ORLANDO, Fla. — An Orange County school board candidate is speaking out against what she says are explicit books found in some school libraries.
What You Need To Know
- Orange County School Board District 3 candidates discuss book choices in schools
- Alicia Farrant is pushing for “explicit” books to be removed from school libraries
- New law lets parents object to any instructional materials they deem inappropriate, including school library books
- Michael Daniels argues law is more about culture wars than education
Let’s Talk About It is described as a guidebook for teens on relationships and sexuality. Farrant showed pages to reporters after flipping through diagrams of sexual organs and acts.
She said the book is in three school libraries in the district, but declined to say which. Spectrum News is awaiting confirmation from a district spokesperson.
“As parents, this is not information and education for our students,” she said. “They go to school so they can learn about reading, writing and arithmetic, not so they can read about sex.”
The second book Farrant had handy, Looking for Alaska, is a coming of age novel that made the American Library Association’s list of top 10 most challenged books in 2016 “for a sexually explicit scene that may lead a student to ‘sexual experimentation.’”
“We have morals and values,” Farrant said. “There are thousands of parents with high standards who try everything that they can to make sure that their kids that don’t have access to things that are encouraging them to go and have sex.”
A new Florida law lets parents review all instructional materials before a school district decides them. The parents can object to anything they deem inappropriate, including school library books.
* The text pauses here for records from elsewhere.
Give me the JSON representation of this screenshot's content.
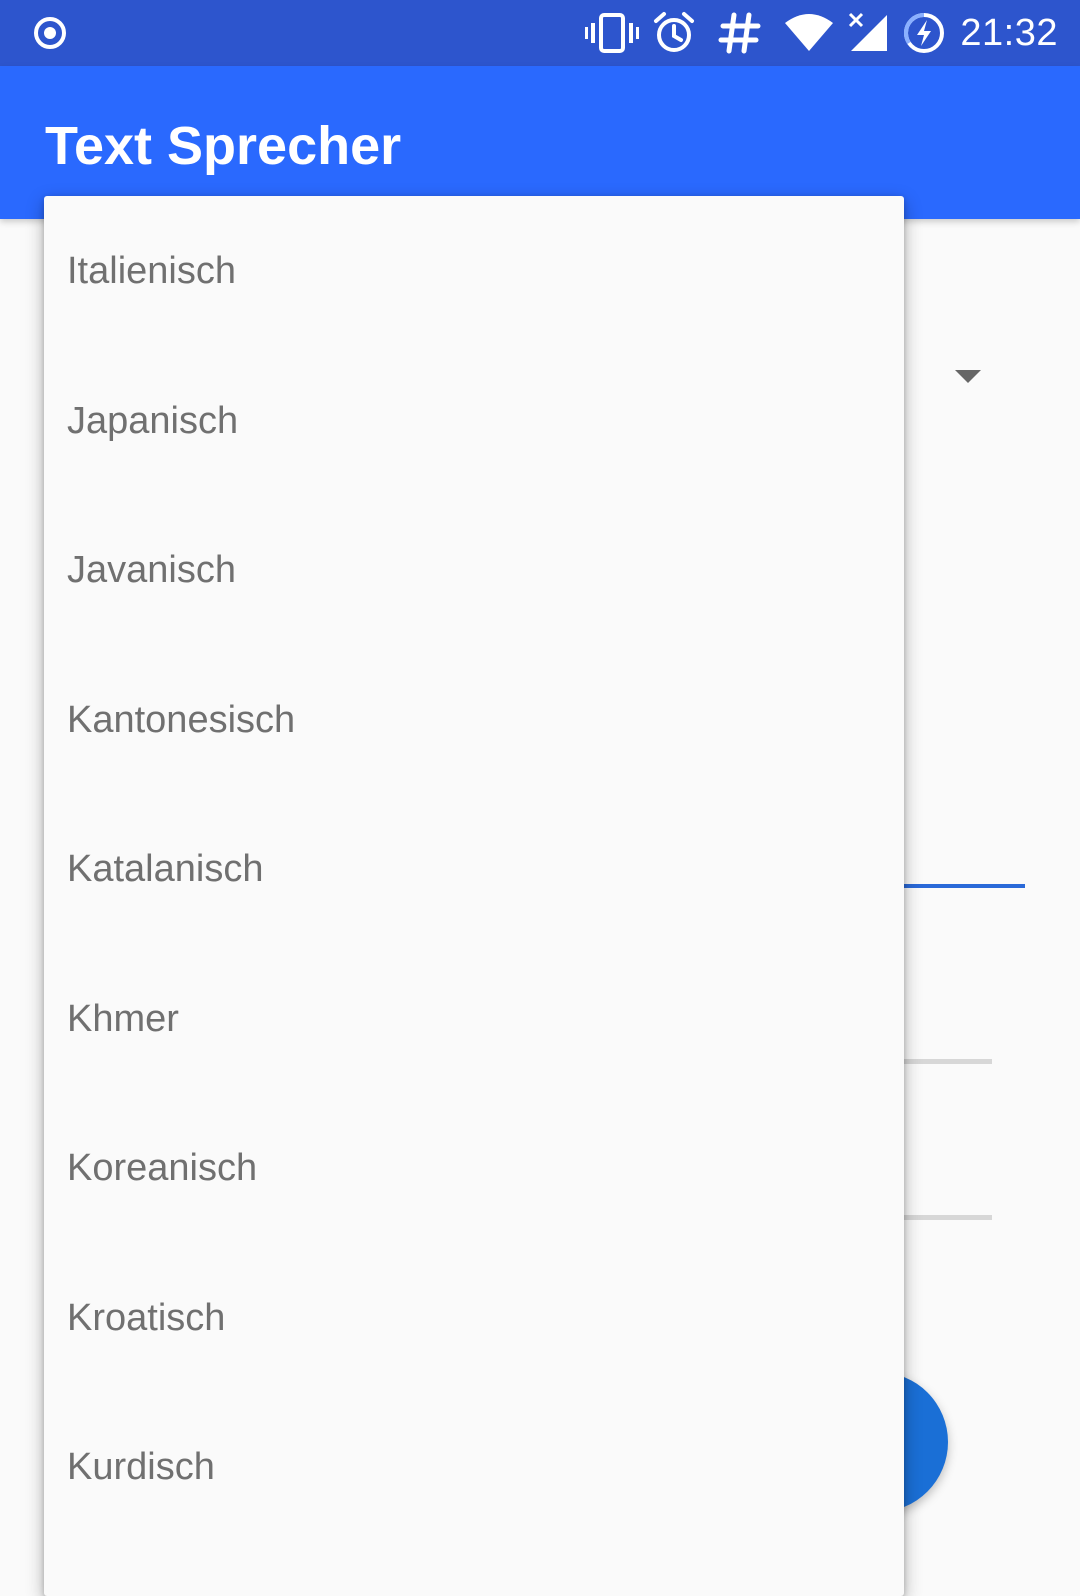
{
  "status_bar": {
    "time": "21:32",
    "icons": [
      "record-icon",
      "vibrate-icon",
      "alarm-icon",
      "hashtag-icon",
      "wifi-icon",
      "signal-no-service-icon",
      "battery-charging-icon"
    ]
  },
  "app_bar": {
    "title": "Text Sprecher"
  },
  "colors": {
    "status_bar": "#2d55cd",
    "app_bar": "#2a69fe",
    "accent": "#1a6fd6",
    "item_text": "#707070"
  },
  "dropdown": {
    "items": [
      {
        "label": "Italienisch"
      },
      {
        "label": "Japanisch"
      },
      {
        "label": "Javanisch"
      },
      {
        "label": "Kantonesisch"
      },
      {
        "label": "Katalanisch"
      },
      {
        "label": "Khmer"
      },
      {
        "label": "Koreanisch"
      },
      {
        "label": "Kroatisch"
      },
      {
        "label": "Kurdisch"
      }
    ]
  }
}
Farrant’s District 3 opponent in the runoff election, Michael Daniels, says there had already been a robust library screening system in place before the new law. His wife is a media specialist in the district, so he says he knows firsthand the research and reasoning behind picking books for school libraries.
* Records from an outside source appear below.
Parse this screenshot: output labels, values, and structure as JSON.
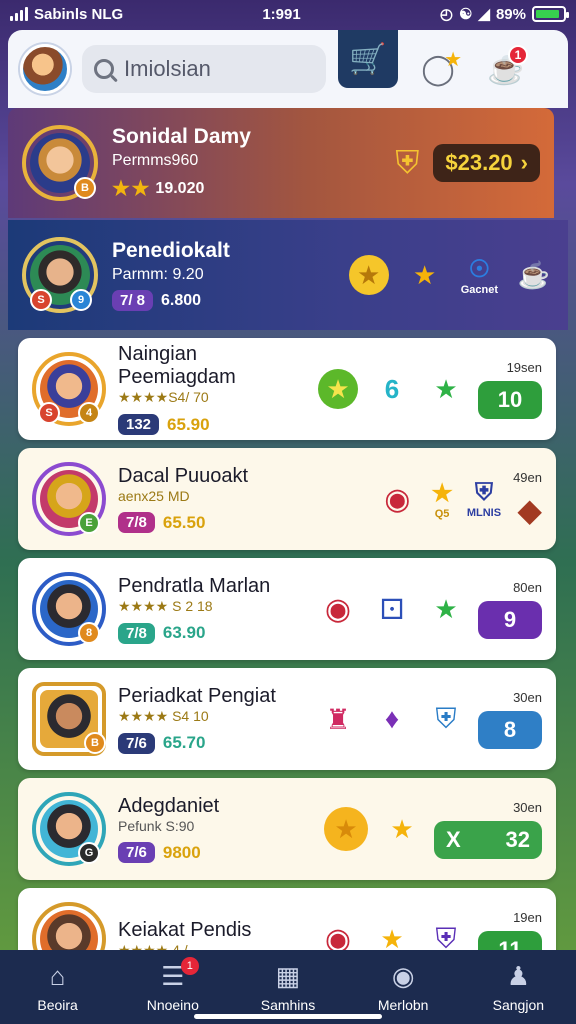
{
  "status_bar": {
    "carrier": "Sabinls NLG",
    "time": "1:991",
    "battery_text": "89%",
    "battery_fill": 0.9
  },
  "header": {
    "search_placeholder": "Imiolsian",
    "notification_count": "1"
  },
  "featured": [
    {
      "name": "Sonidal Damy",
      "subtitle": "Permms960",
      "points": "19.020",
      "amount": "$23.20",
      "colors": {
        "bg": "#a3563f"
      }
    },
    {
      "name": "Penediokalt",
      "subtitle": "Parmm: 9.20",
      "tag": "7/ 8",
      "points": "6.800",
      "action_label": "Gacnet"
    }
  ],
  "cards": [
    {
      "name": "Naingian Peemiagdam",
      "stars_text": "★★★★S4/ 70",
      "tag": "132",
      "value": "65.90",
      "time": "19sen",
      "score": "10",
      "score_color": "#2e9e3c",
      "style": "white"
    },
    {
      "name": "Dacal Puuoakt",
      "stars_text": "aenx25 MD",
      "tag": "7/8",
      "value": "65.50",
      "time": "49en",
      "icon_label": "Q5",
      "icon_label2": "MLNIS",
      "score": "",
      "style": "cream"
    },
    {
      "name": "Pendratla Marlan",
      "stars_text": "★★★★ S 2 18",
      "tag": "7/8",
      "value": "63.90",
      "time": "80en",
      "score": "9",
      "score_color": "#6a2fae",
      "style": "white"
    },
    {
      "name": "Periadkat Pengiat",
      "stars_text": "★★★★ S4 10",
      "tag": "7/6",
      "value": "65.70",
      "time": "30en",
      "score": "8",
      "score_color": "#2f7fc6",
      "style": "white"
    },
    {
      "name": "Adegdaniet",
      "stars_text": "Pefunk S:90",
      "tag": "7/6",
      "value": "9800",
      "time": "30en",
      "score": "32",
      "score_prefix": "X",
      "score_color": "#3aa34a",
      "style": "cream"
    },
    {
      "name": "Keiakat Pendis",
      "stars_text": "★★★★ 4 /",
      "tag": "",
      "value": "",
      "time": "19en",
      "score": "11",
      "score_color": "#2e9e3c",
      "style": "white"
    }
  ],
  "bottom_nav": [
    {
      "label": "Beoira",
      "icon": "home-icon"
    },
    {
      "label": "Nnoeino",
      "icon": "news-icon",
      "badge": "1"
    },
    {
      "label": "Samhins",
      "icon": "chart-icon"
    },
    {
      "label": "Merlobn",
      "icon": "chat-icon"
    },
    {
      "label": "Sangjon",
      "icon": "profile-icon"
    }
  ]
}
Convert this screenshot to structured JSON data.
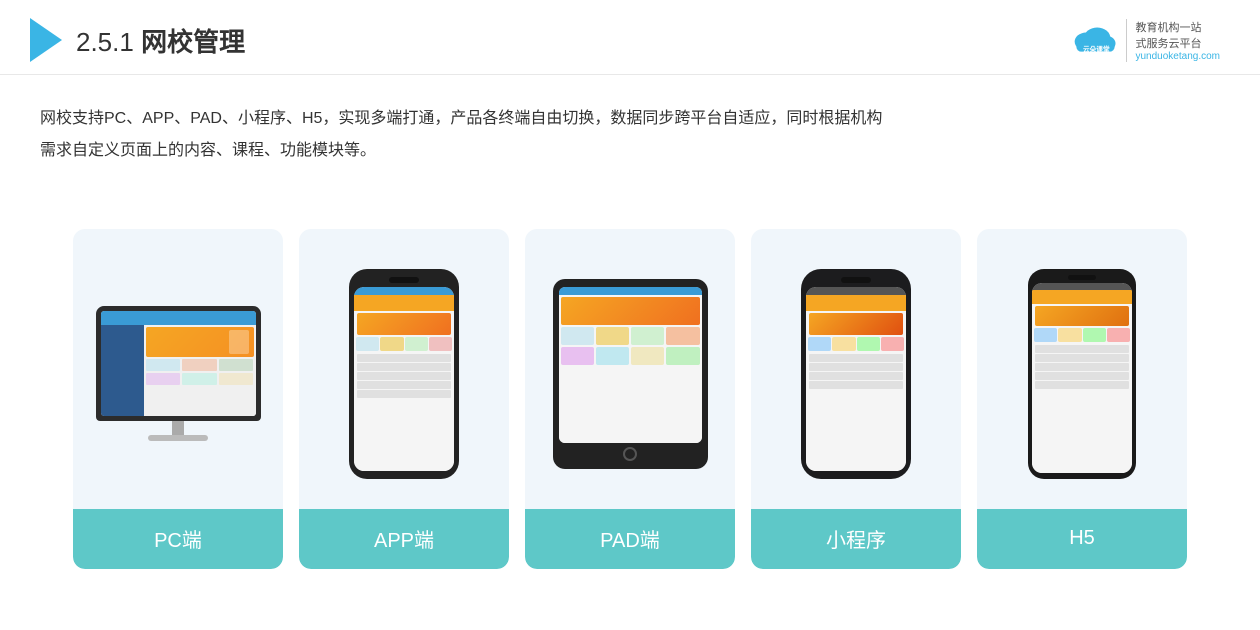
{
  "header": {
    "section_number": "2.5.1",
    "title_plain": "",
    "title_bold": "网校管理",
    "logo_site": "yunduoketang.com",
    "logo_slogan_top": "教育机构一站",
    "logo_slogan_bottom": "式服务云平台"
  },
  "description": {
    "line1": "网校支持PC、APP、PAD、小程序、H5，实现多端打通，产品各终端自由切换，数据同步跨平台自适应，同时根据机构",
    "line2": "需求自定义页面上的内容、课程、功能模块等。"
  },
  "cards": [
    {
      "id": "pc",
      "label": "PC端",
      "label_color": "#5ec8c0"
    },
    {
      "id": "app",
      "label": "APP端",
      "label_color": "#5ec8c0"
    },
    {
      "id": "pad",
      "label": "PAD端",
      "label_color": "#5ec8c0"
    },
    {
      "id": "miniapp",
      "label": "小程序",
      "label_color": "#5ec8c0"
    },
    {
      "id": "h5",
      "label": "H5",
      "label_color": "#5ec8c0"
    }
  ]
}
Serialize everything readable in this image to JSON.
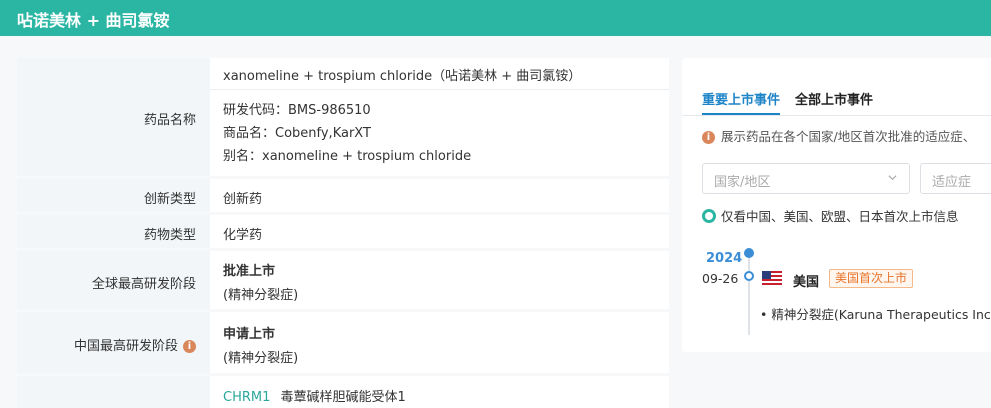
{
  "header": {
    "title": "呫诺美林 + 曲司氯铵"
  },
  "info": {
    "drug_name_label": "药品名称",
    "drug_name_full": "xanomeline + trospium chloride（呫诺美林 + 曲司氯铵）",
    "rd_code": "研发代码：BMS-986510",
    "trade_name": "商品名：Cobenfy,KarXT",
    "alias": "别名：xanomeline + trospium chloride",
    "innovation_label": "创新类型",
    "innovation_value": "创新药",
    "drug_type_label": "药物类型",
    "drug_type_value": "化学药",
    "global_stage_label": "全球最高研发阶段",
    "global_stage_value": "批准上市",
    "global_stage_indication": "(精神分裂症)",
    "china_stage_label": "中国最高研发阶段",
    "china_stage_value": "申请上市",
    "china_stage_indication": "(精神分裂症)",
    "target_code": "CHRM1",
    "target_name": "毒蕈碱样胆碱能受体1"
  },
  "launch_panel": {
    "tabs": [
      {
        "label": "重要上市事件",
        "active": true
      },
      {
        "label": "全部上市事件",
        "active": false
      }
    ],
    "hint": "展示药品在各个国家/地区首次批准的适应症、",
    "country_placeholder": "国家/地区",
    "indication_placeholder": "适应症",
    "filter_label": "仅看中国、美国、欧盟、日本首次上市信息",
    "timeline": {
      "year": "2024",
      "date": "09-26",
      "country": "美国",
      "badge": "美国首次上市",
      "indication": "• 精神分裂症(Karuna Therapeutics Inc)"
    }
  },
  "colors": {
    "header_bg": "#2bb5a3",
    "accent_blue": "#1e84c8",
    "badge_orange": "#e8742a",
    "target_teal": "#2aa79a"
  },
  "icons": {
    "info": "info-circle-icon",
    "chevron": "chevron-down-icon",
    "flag": "us-flag-icon"
  }
}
He calls the new law unnecessary, saying it’s more about culture wars than education.
“For someone else to just carte blanche say, ‘You can’t have these books,’ is inappropriate,” he said.
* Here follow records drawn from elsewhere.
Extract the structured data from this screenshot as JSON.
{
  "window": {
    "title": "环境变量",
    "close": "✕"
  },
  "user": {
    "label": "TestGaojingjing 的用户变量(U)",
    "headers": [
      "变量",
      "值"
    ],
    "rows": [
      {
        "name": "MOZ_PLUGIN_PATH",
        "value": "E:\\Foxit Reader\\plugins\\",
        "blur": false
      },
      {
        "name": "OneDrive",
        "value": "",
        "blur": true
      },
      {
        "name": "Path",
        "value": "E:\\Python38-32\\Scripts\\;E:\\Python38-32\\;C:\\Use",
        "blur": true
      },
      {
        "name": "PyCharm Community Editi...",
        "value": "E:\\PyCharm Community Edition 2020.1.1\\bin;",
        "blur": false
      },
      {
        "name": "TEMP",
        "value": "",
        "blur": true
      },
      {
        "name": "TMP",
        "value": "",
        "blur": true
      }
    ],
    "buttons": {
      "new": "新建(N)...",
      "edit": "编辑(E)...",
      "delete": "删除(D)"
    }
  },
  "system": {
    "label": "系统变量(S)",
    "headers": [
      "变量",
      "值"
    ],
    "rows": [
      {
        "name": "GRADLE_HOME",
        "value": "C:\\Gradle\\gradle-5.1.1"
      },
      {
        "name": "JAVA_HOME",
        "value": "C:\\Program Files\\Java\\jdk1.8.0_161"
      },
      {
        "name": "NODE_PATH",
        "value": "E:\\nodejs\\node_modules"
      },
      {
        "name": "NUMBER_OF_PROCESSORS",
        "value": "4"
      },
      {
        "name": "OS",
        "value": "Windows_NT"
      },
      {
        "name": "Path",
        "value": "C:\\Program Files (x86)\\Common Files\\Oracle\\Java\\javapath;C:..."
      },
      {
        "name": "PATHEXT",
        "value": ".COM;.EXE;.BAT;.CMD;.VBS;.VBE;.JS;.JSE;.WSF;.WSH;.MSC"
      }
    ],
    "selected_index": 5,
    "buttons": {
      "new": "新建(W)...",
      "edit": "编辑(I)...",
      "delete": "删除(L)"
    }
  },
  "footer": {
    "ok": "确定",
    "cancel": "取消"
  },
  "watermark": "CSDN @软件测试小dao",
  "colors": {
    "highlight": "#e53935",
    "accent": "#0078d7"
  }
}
“What’s important is that the individual family, the individual parents, are making that decision versus some random group somewhere else,” Daniels said.